Payment transparency

© Mark Henley/Panos
In commodities trading, payment transparency relates to disclosing details of payments made by commodities companies to producer countries (but not between private par-ties). Payment transparency is no silver bullet but is nonetheless a crucial pre-requisite to progress in combatting the resource curse.

It is only possible for the civil societies and governments to ask critical questions and demand accountability regarding the allocation of revenues if government revenues from resource rents are disclosed. Transparency is a classic means of helping countries to help themselves, whilst also contributing to building trust and combatting corruption, as outlined in Public Eye’s factsheet on payment transparency.

International measures to promote payment transparency

In recent years, the international community has established a global standard for transparency through various complementary instruments that share responsibility between the host and home countries of commodities companies.

1. Measures in countries that host commodities trading companies

The principle of transparency of financial flows in the commodities sector was picked up by the Extractive Industry Transparency Initiative (EITI) in 2003, at the initiative of the global NGO network Publish What You Pay (PWYP) (which Public Eye is part of).
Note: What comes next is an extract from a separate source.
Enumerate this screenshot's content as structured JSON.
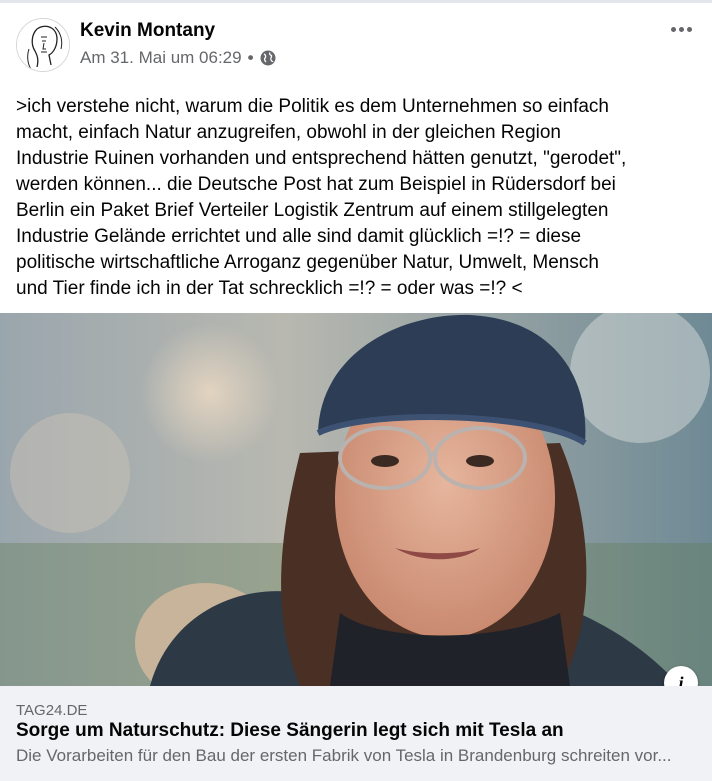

The rules are established at the international level, in a multi-stakeholder forum of countries, companies and NGOs (on the form in which payments are published, the level of granularity, etc.). Countries – rather than companies – become members of the EITI; in doing so, they commit to two principles: 1) to disclose all revenues that the government receives from commodities companies, 2) on their side, companies operating in the country must commit to disclosing the payments they make to governments. This makes it possible to identify discrepancies and possible instances of embezzlement. As Switzerland does not have any resources, it cannot become an EITI member; however, it is a ‘supporting country’ and makes financial contributions.

EITI is important but not sufficient, because for ‘good reason’ particularly opaque countries (such as Angola, Venezuela or Russia) do not want to join and weak states lack the capacity to monitor the sector. Moreover, EITI has no means of sanctioning countries that are not part of the initiative.
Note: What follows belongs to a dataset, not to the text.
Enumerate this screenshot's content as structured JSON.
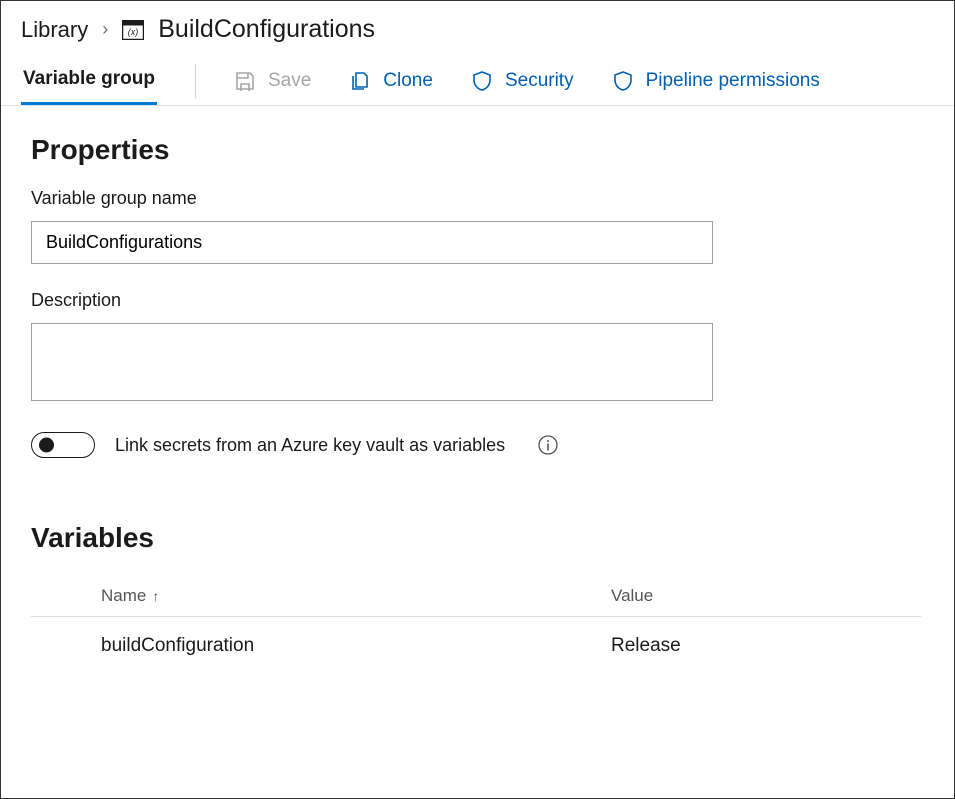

© Mark Henley/Panos

2.  Measures in countries where commodities companies are headquartered

Given the weaknesses of EITI, increasing numbers of countries that host commodities companies (i.e. the country where a commodity company is registered) have implemented measures to strengthen transparency: they require commodities companies to publish their payments to governments of all countries, regardless of whether the country in question is a member of EITI.

In 2013, the European Union adopted financial reporting rules and transparency directives to this end. Nearly all EU member states have since transposed the directives into their national legislation. Since 2014, Norway and Canada have implemented similar laws, bringing the number of countries with legislation on payment transparency to 30.

In June 2016, the United States adopted implementing provisions for transparency legislation from 2010. Following the election of Donald Trump, the US Congress revoked these provisions in a move that was met with strong criticism from civil society and the international media.